Harvard University’s guidelines for qualitative interview research add that you shouldn’t be afraid to ask embarrassing questions – “if you don’t ask, they won’t tell.” Bear in mind though that too much probing around sensitive topics may cause the interview participant to withdraw. The Harvard guidelines recommend leaving sensitive questions til the later stages of the interview when a rapport has been established.
More tips for conducting qualitative interviews
Observing a participant’s body language can give you important data about their thoughts and feelings. It can also help you decide when to broach a topic, and whether to use a follow-up question or return to the subject later in the interview.
Be conscious that the participant may regard you as the expert, not themselves. In order to make sure they express their opinions openly, use active listening skills like verbal encouragement and paraphrasing and clarifying their meaning to show how much you value what they are saying.
Remember that part of the goal is to leave the interview participant feeling good about volunteering their time and their thought process to your research. Aim to make them feel empowered, respected and heard.
Unstructured interviews can demand a lot of a researcher, both cognitively and emotionally. Be sure to leave time in between in-depth interviews when scheduling your data collection to make sure you maintain the quality of your data, as well as your own well-being.
Recording and transcribing interviews
Historically, recording qualitative research interviews and then transcribing the conversation manually would have represented a significant part of the cost and time involved in research projects that collect qualitative data.
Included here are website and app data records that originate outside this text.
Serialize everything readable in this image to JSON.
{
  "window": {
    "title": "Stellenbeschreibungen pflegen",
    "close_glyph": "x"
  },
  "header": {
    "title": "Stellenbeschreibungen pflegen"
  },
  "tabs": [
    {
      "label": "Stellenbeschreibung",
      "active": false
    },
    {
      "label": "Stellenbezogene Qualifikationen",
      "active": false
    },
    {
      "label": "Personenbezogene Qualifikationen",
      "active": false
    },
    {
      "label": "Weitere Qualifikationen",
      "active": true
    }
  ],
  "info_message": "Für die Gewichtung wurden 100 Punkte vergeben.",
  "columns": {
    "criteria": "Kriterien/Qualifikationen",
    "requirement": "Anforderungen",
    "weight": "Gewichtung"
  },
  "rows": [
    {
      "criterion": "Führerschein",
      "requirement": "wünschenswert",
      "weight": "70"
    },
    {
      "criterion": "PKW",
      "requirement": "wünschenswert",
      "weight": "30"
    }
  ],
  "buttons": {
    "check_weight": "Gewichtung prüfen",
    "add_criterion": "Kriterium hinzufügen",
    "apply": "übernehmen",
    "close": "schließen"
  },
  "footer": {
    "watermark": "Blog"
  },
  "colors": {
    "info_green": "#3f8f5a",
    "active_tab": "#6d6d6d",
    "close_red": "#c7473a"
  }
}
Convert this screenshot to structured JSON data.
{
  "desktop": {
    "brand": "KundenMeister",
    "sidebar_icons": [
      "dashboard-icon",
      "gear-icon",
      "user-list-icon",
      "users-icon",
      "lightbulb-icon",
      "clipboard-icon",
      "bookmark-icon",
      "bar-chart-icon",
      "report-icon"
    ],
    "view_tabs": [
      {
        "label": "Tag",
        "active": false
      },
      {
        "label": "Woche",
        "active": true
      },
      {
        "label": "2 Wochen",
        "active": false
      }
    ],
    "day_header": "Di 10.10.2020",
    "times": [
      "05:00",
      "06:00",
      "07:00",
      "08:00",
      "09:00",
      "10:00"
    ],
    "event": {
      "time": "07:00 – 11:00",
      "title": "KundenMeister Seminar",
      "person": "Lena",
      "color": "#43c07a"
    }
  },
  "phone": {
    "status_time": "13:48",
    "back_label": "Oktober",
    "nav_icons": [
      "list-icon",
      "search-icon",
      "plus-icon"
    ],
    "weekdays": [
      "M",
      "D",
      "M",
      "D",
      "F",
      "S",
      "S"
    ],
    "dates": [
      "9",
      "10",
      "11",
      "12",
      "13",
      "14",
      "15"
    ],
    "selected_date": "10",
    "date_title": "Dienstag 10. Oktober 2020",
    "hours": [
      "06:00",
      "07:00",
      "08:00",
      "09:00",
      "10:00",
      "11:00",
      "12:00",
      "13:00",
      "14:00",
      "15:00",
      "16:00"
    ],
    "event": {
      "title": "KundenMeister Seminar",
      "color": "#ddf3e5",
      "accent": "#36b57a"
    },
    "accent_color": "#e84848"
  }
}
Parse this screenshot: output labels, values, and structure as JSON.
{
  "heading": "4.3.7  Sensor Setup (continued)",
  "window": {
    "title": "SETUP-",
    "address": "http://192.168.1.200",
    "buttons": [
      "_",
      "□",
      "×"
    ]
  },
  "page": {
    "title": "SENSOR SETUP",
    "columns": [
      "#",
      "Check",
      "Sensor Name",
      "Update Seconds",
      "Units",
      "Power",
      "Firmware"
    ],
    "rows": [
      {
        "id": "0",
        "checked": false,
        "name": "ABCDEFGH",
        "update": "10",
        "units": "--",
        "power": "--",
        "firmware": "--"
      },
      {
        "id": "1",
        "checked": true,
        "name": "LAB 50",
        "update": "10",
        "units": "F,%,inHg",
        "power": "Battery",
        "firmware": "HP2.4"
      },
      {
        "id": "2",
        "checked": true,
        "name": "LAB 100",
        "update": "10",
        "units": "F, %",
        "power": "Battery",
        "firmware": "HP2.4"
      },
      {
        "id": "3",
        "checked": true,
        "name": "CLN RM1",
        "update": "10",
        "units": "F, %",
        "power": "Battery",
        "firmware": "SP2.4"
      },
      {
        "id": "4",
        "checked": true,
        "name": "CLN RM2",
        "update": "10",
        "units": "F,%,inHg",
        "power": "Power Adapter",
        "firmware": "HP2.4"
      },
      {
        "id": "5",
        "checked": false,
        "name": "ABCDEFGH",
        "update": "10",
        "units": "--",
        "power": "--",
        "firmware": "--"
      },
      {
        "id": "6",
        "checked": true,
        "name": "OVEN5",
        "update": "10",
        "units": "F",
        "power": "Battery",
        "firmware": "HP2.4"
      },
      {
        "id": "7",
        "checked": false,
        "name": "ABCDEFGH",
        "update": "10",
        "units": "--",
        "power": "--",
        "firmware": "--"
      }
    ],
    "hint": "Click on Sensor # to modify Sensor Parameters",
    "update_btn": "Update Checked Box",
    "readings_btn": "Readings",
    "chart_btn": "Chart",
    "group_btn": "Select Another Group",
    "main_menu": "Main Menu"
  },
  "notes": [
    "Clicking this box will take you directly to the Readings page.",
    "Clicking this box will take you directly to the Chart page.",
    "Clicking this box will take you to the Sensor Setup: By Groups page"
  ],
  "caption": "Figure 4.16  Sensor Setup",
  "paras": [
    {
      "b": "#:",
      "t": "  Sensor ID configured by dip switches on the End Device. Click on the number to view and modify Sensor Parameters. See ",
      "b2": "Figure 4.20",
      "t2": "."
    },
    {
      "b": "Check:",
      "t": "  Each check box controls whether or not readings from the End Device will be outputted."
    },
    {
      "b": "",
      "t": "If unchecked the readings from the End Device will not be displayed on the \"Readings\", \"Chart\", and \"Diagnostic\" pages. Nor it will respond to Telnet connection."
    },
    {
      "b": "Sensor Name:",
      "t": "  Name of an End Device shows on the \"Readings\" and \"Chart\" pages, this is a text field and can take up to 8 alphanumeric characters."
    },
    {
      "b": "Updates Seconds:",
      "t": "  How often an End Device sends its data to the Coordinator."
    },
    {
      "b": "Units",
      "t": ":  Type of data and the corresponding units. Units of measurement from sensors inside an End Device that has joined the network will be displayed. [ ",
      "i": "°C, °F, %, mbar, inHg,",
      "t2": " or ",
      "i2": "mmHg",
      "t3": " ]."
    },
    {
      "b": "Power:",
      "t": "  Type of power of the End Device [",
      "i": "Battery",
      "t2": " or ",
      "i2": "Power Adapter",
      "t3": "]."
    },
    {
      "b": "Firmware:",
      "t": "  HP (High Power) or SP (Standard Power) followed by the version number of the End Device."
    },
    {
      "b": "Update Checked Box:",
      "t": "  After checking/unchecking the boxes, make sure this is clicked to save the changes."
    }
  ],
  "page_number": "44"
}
Fortunately, researchers now have access to digital recording tools, and even speech-to-text technology that can automatically transcribe interview data using AI and machine learning. This type of tool can also be used to capture qualitative data from qualitative research (focus groups,ect.) making this kind of social research or market research much less time consuming.
Qualitative interview data is unstructured, rich in content and difficult to analyse without the appropriate tools. Fortunately, machine learning and AI can once again make things faster and easier when you use qualitative methods like the research interview.
Text analysis tools and natural language processing software can ‘read’ your transcripts and voice data and identify patterns and trends across large volumes of text or speech. They can also perform khttps://www.qualtrics.com/experience-management/research/sentiment-analysis/
which assesses overall trends in opinion and provides an unbiased overall summary of how participants are feeling.
Another feature of text analysis tools is their ability to categorise information by topic, sorting it into groupings that help you organise your data according to the topic discussed.
All in all, interviews are a valuable technique for qualitative research in business, yielding rich and detailed unstructured data. Historically, they have only been limited by the human capacity to interpret and communicate results and conclusions, which demands considerable time and skill.
When you combine this data with AI tools that can interpret it quickly and automatically, it becomes easy to analyse and structure, dovetailing perfectly with your other business data. An additional benefit of natural language analysis tools is that they are free of subjective biases, and can replicate the same approach across as much data as you choose. By combining human research skills with machine analysis, qualitative research methods such as interviews are more valuable than ever to your business.